The former New York mayor waded into controversial territory during Sunday's appearance on CBS' Face the Nation to discuss the caught-on-video shooting deaths of black men at the hands of police officers in New Orleans and Minnesota, as well as the deaths of five police officers during related protests in Dallas.
"A black will die one percent or less at the hands of the police, and 99 percent at the hands of a civilian, most often another black," Giuliani said, downplaying and sidestepping the issue of police shootings that sparked the Black Lives Movement. "If you want to deal with this on the black side, you've got to teach your children to be respectful to the police, and you've got to teach your children that the real danger to them is not the police."
Giuliani also said that saying "black lives matter" is racist and "anti-American," and that the movement "puts a target" on police officers' backs because protesters "sing rap songs about killing police officers" and they "talk about killing police officers" and "yell it out at their rallies and the police officers hear it."
"When you say black lives matter, that's inherently racist.
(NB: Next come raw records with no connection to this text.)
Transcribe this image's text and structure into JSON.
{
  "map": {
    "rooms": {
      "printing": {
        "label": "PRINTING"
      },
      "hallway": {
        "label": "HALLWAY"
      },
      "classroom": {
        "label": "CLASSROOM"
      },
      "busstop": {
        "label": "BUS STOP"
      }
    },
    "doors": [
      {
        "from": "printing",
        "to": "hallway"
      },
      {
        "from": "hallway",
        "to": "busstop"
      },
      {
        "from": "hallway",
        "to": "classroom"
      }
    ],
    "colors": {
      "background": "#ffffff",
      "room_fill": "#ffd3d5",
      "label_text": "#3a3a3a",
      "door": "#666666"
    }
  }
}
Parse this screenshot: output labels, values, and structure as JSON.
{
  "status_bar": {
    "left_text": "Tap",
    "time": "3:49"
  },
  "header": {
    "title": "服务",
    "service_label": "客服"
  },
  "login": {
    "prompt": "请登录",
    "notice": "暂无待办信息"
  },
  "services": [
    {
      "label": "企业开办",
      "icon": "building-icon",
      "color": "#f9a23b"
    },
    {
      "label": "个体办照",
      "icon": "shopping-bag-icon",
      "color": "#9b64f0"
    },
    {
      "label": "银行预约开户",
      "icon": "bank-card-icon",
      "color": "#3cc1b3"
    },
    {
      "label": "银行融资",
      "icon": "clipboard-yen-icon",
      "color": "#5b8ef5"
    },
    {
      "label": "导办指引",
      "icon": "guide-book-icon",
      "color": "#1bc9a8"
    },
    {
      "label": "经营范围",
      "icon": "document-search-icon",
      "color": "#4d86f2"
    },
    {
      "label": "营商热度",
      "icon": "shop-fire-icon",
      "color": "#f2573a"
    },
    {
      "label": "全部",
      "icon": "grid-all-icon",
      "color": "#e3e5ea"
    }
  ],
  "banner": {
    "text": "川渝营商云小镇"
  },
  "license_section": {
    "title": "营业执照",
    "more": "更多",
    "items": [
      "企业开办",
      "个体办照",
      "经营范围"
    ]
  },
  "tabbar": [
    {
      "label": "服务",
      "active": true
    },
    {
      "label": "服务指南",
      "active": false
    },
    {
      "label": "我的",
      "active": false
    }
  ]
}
White lives matter, Asian lives matter, Hispanic lives matter," he said. "Of course black lives matter, and they matter greatly. But when you focus in on one percent, of less than one percent, of the murder that's going on in America, an you make it a national thing ... much bigger than the black kid that's getting killed in Chicago every 14 hours, you create a disproportion."
While Giuliani did say that solutions need to come from police and the white community as well, he spent much less time actually talking about those solutions, saying simply that police departments need a "zero tolerance policy" on "disrespect" toward the people they serve.